“My life is [now] so much richer in every single way because I’m connected to life itself: to the people and to the environment around me… I’m truly alive.”

“It’s not just dollars that define wealth: it’s also power, linkages and the ability to make much more money. You end up forming a cohort of other extremely wealthy people and become tremendously disconnected from society.”

“When I was incredibly rich, my heart was completely closed to everyone around me. How can you maintain wealth when you see someone who’s starving and eating out of a garbage can…”

Yes there are so many stories we hear of rich and powerful people who exploit others and care little for those around them. Yet also, some extremely rich people find solace and connection through philanthropy that channels their riches to benefit others.

Eye of the Needle, South Dakota, US

No, I’m not writing this post to knock the rich, just to highlight that large amounts of money do not bring fulfilment, but do bring incredible responsibility for wise use of that money. After all, most of us in the West are rich by the standards of most developing countries.
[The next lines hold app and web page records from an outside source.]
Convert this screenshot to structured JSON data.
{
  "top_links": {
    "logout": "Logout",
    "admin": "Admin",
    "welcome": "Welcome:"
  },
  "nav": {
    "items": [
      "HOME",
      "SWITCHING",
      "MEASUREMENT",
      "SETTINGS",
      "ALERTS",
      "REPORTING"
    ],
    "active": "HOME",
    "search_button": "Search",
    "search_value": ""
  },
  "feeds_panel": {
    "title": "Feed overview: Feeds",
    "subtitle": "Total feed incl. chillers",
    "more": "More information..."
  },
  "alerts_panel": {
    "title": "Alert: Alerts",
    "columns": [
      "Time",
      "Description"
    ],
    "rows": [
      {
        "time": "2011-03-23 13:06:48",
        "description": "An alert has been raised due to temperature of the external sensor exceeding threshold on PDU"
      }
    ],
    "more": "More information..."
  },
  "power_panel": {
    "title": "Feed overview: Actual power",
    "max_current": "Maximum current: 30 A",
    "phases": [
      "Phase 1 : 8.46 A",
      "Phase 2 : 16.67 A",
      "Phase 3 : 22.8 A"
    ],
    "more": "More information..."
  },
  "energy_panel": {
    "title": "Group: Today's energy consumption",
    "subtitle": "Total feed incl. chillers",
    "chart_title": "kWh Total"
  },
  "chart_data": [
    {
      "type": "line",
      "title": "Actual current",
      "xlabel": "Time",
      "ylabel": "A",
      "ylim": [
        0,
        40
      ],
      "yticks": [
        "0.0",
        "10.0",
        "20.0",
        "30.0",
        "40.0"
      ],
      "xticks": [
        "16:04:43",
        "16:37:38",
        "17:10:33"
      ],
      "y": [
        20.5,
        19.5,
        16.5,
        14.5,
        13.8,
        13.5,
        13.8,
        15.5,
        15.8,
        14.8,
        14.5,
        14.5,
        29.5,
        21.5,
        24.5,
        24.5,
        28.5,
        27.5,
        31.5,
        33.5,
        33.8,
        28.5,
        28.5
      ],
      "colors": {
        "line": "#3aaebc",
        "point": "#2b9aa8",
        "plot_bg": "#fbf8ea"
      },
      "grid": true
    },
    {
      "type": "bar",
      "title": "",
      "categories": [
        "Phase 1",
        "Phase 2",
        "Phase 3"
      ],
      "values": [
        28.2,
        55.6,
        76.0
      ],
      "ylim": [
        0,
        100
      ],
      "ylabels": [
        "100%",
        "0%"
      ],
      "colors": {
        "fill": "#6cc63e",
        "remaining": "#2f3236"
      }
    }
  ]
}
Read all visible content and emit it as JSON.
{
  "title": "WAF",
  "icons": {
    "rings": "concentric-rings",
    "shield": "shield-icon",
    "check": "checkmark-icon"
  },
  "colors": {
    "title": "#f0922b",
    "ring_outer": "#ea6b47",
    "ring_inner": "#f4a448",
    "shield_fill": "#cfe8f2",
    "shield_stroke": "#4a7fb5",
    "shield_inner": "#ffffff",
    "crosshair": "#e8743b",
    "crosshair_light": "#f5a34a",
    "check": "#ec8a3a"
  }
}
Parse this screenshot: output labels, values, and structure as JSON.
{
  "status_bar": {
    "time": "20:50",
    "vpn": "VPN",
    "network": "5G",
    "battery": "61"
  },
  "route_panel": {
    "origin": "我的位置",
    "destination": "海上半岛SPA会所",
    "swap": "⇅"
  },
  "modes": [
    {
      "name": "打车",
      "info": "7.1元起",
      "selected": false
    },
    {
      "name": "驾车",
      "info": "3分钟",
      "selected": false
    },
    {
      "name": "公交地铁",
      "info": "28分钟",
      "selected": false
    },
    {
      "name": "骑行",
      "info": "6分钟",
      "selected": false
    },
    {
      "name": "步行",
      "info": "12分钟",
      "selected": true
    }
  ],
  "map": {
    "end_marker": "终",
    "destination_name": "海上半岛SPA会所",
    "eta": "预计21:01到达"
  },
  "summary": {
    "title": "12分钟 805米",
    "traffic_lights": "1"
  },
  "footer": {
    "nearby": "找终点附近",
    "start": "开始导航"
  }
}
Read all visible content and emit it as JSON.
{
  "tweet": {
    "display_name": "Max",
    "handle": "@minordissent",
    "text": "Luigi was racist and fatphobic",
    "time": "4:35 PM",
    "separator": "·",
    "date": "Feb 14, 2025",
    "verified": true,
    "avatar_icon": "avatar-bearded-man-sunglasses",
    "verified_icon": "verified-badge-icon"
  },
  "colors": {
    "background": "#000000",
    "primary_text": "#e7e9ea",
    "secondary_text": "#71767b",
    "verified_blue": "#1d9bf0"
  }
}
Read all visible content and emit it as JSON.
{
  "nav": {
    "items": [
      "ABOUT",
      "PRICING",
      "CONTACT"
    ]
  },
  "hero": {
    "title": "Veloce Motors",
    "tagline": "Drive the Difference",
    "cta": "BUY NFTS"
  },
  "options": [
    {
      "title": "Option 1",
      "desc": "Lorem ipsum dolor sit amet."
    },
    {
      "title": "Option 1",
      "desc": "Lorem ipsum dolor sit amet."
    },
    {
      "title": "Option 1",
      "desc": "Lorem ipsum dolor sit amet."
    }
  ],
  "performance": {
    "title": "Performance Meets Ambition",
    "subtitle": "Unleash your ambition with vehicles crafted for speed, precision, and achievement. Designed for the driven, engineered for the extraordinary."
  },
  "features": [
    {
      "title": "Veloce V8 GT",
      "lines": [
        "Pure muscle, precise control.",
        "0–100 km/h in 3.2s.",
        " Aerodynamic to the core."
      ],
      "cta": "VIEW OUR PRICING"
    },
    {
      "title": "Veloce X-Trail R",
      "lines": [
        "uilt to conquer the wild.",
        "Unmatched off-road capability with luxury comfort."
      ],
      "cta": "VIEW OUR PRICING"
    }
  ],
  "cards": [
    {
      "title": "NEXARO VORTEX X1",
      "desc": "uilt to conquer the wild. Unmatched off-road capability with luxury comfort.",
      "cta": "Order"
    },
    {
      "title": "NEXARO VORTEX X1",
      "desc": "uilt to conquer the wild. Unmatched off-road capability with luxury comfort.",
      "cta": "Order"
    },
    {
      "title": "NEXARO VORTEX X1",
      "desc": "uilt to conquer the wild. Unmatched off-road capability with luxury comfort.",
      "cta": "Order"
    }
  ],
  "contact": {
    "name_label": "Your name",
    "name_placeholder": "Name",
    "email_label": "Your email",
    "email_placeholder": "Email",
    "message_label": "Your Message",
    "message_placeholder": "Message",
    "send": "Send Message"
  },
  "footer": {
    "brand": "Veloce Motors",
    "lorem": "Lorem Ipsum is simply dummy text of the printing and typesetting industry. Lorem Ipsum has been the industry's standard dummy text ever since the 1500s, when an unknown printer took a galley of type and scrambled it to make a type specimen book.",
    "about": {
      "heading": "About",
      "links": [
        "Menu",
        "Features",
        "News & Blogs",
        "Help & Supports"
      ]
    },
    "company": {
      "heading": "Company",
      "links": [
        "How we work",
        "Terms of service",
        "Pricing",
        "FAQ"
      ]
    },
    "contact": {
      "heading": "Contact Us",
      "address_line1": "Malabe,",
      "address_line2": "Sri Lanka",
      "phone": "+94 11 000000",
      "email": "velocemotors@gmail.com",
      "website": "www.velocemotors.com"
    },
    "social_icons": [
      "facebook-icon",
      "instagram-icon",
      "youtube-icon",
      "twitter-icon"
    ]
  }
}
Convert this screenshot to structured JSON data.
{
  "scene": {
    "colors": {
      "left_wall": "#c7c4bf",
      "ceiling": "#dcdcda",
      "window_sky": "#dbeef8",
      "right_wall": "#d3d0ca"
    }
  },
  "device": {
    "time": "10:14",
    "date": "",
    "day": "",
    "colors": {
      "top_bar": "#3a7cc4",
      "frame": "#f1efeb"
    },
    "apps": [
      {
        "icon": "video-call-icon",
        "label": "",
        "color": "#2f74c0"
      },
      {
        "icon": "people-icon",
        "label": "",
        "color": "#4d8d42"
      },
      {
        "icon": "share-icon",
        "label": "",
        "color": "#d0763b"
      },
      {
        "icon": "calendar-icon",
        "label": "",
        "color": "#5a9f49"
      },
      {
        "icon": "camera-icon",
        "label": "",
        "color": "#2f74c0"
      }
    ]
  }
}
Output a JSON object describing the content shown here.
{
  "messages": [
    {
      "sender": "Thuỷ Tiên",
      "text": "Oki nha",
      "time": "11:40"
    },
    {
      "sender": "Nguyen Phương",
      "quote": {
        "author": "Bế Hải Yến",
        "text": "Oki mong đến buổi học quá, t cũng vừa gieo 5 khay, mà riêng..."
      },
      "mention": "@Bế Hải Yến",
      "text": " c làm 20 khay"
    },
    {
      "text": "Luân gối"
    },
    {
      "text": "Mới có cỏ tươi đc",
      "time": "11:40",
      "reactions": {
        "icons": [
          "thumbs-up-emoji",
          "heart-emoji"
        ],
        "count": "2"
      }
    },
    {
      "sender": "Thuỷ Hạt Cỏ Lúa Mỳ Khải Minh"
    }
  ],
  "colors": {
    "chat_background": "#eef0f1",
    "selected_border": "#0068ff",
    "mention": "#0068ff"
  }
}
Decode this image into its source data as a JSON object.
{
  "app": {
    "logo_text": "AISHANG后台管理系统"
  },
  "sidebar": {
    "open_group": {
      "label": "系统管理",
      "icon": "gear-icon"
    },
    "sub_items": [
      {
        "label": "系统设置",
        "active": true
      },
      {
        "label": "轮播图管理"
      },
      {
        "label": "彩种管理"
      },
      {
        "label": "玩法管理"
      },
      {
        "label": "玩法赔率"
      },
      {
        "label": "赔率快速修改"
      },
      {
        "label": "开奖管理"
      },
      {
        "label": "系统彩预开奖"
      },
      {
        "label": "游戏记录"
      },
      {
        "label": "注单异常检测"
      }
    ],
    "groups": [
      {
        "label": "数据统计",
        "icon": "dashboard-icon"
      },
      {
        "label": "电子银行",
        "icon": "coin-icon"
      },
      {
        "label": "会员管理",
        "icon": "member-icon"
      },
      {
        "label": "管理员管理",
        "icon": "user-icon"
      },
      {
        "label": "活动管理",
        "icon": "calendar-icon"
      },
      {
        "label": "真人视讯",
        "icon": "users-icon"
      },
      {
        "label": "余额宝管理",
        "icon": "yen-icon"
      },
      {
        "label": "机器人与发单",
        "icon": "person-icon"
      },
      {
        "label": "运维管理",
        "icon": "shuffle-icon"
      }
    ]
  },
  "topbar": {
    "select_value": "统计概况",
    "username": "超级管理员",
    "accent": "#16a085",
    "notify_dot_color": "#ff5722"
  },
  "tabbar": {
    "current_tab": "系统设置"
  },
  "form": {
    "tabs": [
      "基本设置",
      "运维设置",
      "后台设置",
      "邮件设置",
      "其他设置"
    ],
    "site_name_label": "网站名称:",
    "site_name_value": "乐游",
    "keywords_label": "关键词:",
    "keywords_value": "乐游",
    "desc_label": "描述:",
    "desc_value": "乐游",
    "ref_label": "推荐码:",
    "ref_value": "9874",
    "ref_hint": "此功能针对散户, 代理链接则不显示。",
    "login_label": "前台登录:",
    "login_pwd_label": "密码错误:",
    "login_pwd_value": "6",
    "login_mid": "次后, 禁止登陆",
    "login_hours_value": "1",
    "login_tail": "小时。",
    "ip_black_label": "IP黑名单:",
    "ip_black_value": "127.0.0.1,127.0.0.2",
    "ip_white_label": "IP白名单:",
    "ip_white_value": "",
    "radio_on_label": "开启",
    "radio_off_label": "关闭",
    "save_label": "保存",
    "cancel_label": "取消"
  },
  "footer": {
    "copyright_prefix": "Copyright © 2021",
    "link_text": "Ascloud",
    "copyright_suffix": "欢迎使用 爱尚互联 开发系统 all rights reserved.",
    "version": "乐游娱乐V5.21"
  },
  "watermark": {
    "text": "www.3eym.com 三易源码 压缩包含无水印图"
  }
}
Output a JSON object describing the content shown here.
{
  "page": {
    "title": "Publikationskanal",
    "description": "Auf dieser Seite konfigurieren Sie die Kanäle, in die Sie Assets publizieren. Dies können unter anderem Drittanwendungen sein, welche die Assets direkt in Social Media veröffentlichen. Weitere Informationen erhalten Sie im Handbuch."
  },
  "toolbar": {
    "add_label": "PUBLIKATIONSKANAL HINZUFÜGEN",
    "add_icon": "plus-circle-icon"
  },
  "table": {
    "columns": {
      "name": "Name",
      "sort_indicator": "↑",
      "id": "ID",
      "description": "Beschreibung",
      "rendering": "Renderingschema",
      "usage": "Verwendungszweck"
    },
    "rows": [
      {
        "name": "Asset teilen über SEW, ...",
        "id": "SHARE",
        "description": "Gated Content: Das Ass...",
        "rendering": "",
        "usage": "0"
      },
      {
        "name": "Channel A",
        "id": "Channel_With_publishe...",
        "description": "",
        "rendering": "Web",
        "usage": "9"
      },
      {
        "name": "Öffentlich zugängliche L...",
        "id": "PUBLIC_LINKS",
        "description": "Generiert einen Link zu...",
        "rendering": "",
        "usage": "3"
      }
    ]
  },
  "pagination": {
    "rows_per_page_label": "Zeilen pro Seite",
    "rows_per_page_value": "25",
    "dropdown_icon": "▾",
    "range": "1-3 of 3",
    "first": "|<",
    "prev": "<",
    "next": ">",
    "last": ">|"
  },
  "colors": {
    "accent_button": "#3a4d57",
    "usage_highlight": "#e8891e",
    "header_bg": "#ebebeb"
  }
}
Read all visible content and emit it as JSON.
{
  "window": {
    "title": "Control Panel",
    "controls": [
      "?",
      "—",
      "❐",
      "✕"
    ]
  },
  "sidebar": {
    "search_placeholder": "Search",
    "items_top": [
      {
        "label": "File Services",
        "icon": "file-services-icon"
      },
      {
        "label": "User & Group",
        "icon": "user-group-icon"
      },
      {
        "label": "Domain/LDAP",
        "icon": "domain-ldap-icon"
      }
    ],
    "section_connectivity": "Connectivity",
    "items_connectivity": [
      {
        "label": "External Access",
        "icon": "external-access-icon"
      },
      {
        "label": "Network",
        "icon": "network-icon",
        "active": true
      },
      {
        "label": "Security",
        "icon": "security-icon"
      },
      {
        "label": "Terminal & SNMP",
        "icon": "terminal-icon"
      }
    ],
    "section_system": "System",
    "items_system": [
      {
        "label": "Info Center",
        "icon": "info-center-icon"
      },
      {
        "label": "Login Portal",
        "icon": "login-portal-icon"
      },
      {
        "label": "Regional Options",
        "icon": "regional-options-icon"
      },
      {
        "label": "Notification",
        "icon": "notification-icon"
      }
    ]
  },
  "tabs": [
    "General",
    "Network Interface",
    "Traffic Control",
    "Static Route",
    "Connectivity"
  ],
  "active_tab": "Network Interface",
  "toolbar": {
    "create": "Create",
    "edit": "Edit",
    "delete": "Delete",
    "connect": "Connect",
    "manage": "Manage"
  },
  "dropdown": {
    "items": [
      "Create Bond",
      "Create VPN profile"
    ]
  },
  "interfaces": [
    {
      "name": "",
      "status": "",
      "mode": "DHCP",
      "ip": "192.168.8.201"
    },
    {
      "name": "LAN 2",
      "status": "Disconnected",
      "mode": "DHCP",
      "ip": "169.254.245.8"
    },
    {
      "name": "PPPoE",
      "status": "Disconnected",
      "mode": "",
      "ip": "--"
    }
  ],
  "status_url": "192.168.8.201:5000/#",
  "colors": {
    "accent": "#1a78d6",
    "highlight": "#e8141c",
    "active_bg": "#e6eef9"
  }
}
Are we using that richness wisely, and are we truly fulfilled?

Jesus once said “It is easier for a camel to go through the eye of a needle, than for a rich man to enter into the kingdom of God.” (Matthew 19:24, King James). He wasn’t joking.

Featured image courtesy Ron Clausen via Wikimedia Commons.